Goal of the exercise =
Counting only lines below that contain the string "icon", give the total as a single number.

Dataset rows describing interfaces:
┌──

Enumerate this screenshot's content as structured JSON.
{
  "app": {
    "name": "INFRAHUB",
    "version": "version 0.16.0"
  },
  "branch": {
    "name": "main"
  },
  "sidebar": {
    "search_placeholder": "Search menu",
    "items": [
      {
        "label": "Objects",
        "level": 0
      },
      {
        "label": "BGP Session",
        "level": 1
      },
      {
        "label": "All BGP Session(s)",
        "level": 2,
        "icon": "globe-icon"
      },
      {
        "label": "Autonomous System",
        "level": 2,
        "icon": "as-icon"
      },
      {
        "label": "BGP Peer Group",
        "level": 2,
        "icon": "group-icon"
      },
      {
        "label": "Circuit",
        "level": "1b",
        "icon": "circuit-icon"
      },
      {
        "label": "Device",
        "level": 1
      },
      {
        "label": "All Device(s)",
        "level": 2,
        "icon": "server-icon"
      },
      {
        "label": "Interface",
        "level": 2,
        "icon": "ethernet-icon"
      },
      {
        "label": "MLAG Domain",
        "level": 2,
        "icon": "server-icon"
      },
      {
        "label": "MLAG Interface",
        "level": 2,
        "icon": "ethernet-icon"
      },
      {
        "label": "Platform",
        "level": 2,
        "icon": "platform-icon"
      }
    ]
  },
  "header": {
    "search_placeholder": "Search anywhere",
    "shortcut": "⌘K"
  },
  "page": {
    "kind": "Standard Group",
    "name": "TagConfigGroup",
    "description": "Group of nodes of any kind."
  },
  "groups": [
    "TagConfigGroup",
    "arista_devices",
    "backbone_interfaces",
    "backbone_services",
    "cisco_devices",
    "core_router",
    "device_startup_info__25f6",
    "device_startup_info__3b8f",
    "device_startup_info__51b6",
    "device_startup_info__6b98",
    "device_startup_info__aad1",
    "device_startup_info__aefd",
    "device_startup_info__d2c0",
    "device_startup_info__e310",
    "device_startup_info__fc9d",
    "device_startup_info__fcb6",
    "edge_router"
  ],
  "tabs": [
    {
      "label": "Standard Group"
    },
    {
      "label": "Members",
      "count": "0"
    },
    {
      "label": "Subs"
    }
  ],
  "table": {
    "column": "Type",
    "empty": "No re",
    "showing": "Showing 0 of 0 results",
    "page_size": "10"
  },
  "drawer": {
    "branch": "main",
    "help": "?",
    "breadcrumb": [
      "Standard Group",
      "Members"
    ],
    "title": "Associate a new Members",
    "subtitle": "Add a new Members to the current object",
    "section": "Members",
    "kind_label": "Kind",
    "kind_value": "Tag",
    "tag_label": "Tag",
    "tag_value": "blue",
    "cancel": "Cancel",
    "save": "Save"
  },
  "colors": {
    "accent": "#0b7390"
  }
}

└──

Finished exercise =
9